Each line below must be reproduced exactly, though the pictures are to be dropped.

┄┄┄┄┄┄┄┄┄┄

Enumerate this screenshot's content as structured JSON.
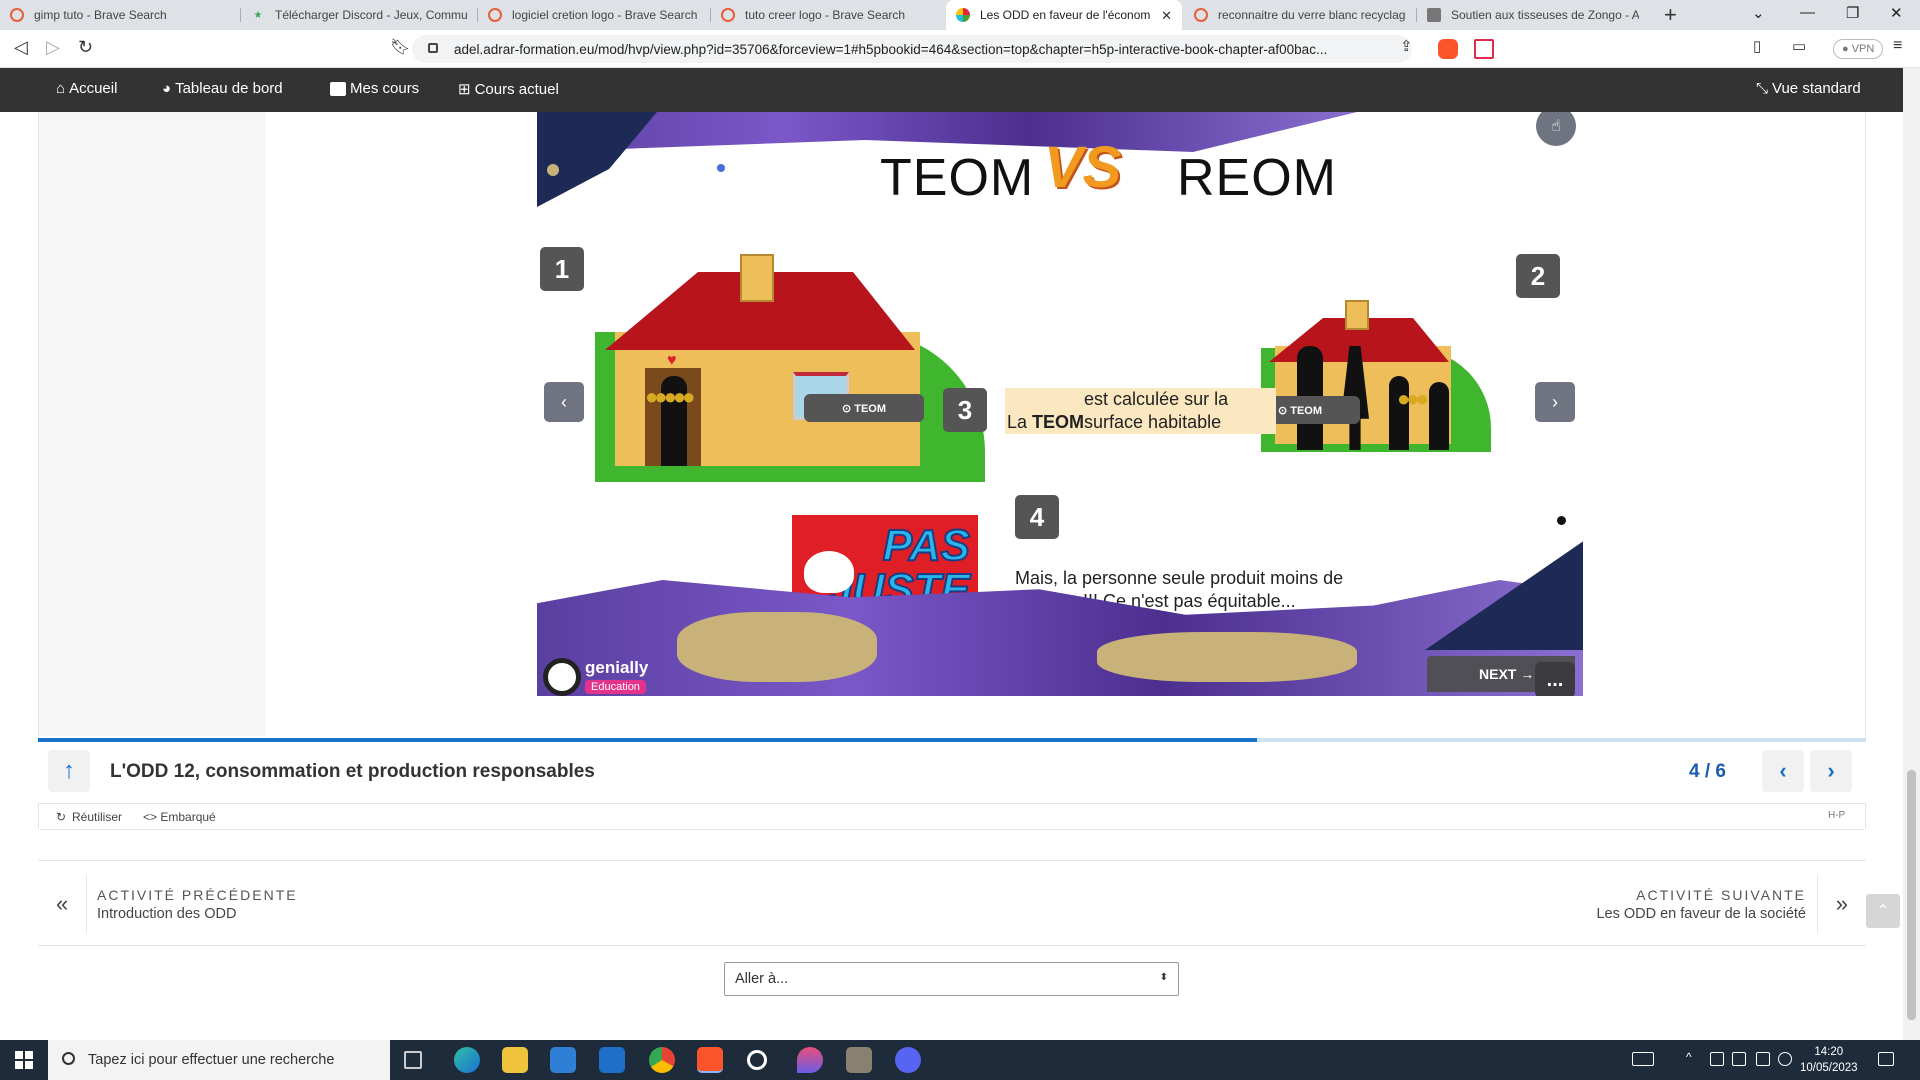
{
  "browser": {
    "tabs": [
      {
        "title": "gimp tuto - Brave Search",
        "icon": "brave-search-icon",
        "color": "#e85d3a"
      },
      {
        "title": "Télécharger Discord - Jeux, Communa",
        "icon": "star-icon",
        "color": "#3ba55c"
      },
      {
        "title": "logiciel cretion logo - Brave Search",
        "icon": "brave-search-icon",
        "color": "#e85d3a"
      },
      {
        "title": "tuto creer logo - Brave Search",
        "icon": "brave-search-icon",
        "color": "#e85d3a"
      },
      {
        "title": "Les ODD en faveur de l'économie",
        "icon": "odd-icon",
        "color": "#4a90d9",
        "active": true
      },
      {
        "title": "reconnaitre du verre blanc recyclage",
        "icon": "brave-search-icon",
        "color": "#e85d3a"
      },
      {
        "title": "Soutien aux tisseuses de Zongo - Arts",
        "icon": "page-icon",
        "color": "#777777"
      }
    ],
    "tab_close": "✕",
    "new_tab": "+",
    "url": "adel.adrar-formation.eu/mod/hvp/view.php?id=35706&forceview=1#h5pbookid=464&section=top&chapter=h5p-interactive-book-chapter-af00bac...",
    "vpn": "● VPN",
    "brave_badge": "1",
    "rewards_badge": "1"
  },
  "sitenav": {
    "items": [
      "Accueil",
      "Tableau de bord",
      "Mes cours",
      "Cours actuel"
    ],
    "right": "Vue standard"
  },
  "stage": {
    "title_left": "TEOM",
    "title_right": "REOM",
    "vs": "VS",
    "num1": "1",
    "num2": "2",
    "num3": "3",
    "num4": "4",
    "teom_btn": "⊙ TEOM",
    "text3_prefix": "La ",
    "text3_bold": "TEOM",
    "text3_rest": " est calculée sur la surface habitable",
    "pas": "PAS",
    "juste": "JUSTE",
    "text4": "Mais, la personne seule produit moins de déchets !!! Ce n'est pas équitable...",
    "genially": "genially",
    "genially_tag": "Education",
    "next": "NEXT →",
    "more": "..."
  },
  "book": {
    "progress": 0.667,
    "chapter_title": "L'ODD 12, consommation et production responsables",
    "page_counter": "4 / 6",
    "reuse": "Réutiliser",
    "embed": "<> Embarqué",
    "h5p": "H-P"
  },
  "activity_nav": {
    "prev_caption": "ACTIVITÉ PRÉCÉDENTE",
    "prev_name": "Introduction des ODD",
    "next_caption": "ACTIVITÉ SUIVANTE",
    "next_name": "Les ODD en faveur de la société",
    "jump_placeholder": "Aller à..."
  },
  "taskbar": {
    "search": "Tapez ici pour effectuer une recherche",
    "time": "14:20",
    "date": "10/05/2023"
  }
}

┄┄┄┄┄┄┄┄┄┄

:: Response to the task ::
Enumerate this screenshot's content as structured JSON.
{
  "browser": {
    "tabs": [
      {
        "title": "gimp tuto - Brave Search",
        "icon": "brave-search-icon",
        "color": "#e85d3a"
      },
      {
        "title": "Télécharger Discord - Jeux, Communa",
        "icon": "star-icon",
        "color": "#3ba55c"
      },
      {
        "title": "logiciel cretion logo - Brave Search",
        "icon": "brave-search-icon",
        "color": "#e85d3a"
      },
      {
        "title": "tuto creer logo - Brave Search",
        "icon": "brave-search-icon",
        "color": "#e85d3a"
      },
      {
        "title": "Les ODD en faveur de l'économie",
        "icon": "odd-icon",
        "color": "#4a90d9",
        "active": true
      },
      {
        "title": "reconnaitre du verre blanc recyclage",
        "icon": "brave-search-icon",
        "color": "#e85d3a"
      },
      {
        "title": "Soutien aux tisseuses de Zongo - Arts",
        "icon": "page-icon",
        "color": "#777777"
      }
    ],
    "tab_close": "✕",
    "new_tab": "+",
    "url": "adel.adrar-formation.eu/mod/hvp/view.php?id=35706&forceview=1#h5pbookid=464&section=top&chapter=h5p-interactive-book-chapter-af00bac...",
    "vpn": "● VPN",
    "brave_badge": "1",
    "rewards_badge": "1"
  },
  "sitenav": {
    "items": [
      "Accueil",
      "Tableau de bord",
      "Mes cours",
      "Cours actuel"
    ],
    "right": "Vue standard"
  },
  "stage": {
    "title_left": "TEOM",
    "title_right": "REOM",
    "vs": "VS",
    "num1": "1",
    "num2": "2",
    "num3": "3",
    "num4": "4",
    "teom_btn": "⊙ TEOM",
    "text3_prefix": "La ",
    "text3_bold": "TEOM",
    "text3_rest": " est calculée sur la surface habitable",
    "pas": "PAS",
    "juste": "JUSTE",
    "text4": "Mais, la personne seule produit moins de déchets !!! Ce n'est pas équitable...",
    "genially": "genially",
    "genially_tag": "Education",
    "next": "NEXT →",
    "more": "..."
  },
  "book": {
    "progress": 0.667,
    "chapter_title": "L'ODD 12, consommation et production responsables",
    "page_counter": "4 / 6",
    "reuse": "Réutiliser",
    "embed": "<> Embarqué",
    "h5p": "H-P"
  },
  "activity_nav": {
    "prev_caption": "ACTIVITÉ PRÉCÉDENTE",
    "prev_name": "Introduction des ODD",
    "next_caption": "ACTIVITÉ SUIVANTE",
    "next_name": "Les ODD en faveur de la société",
    "jump_placeholder": "Aller à..."
  },
  "taskbar": {
    "search": "Tapez ici pour effectuer une recherche",
    "time": "14:20",
    "date": "10/05/2023"
  }
}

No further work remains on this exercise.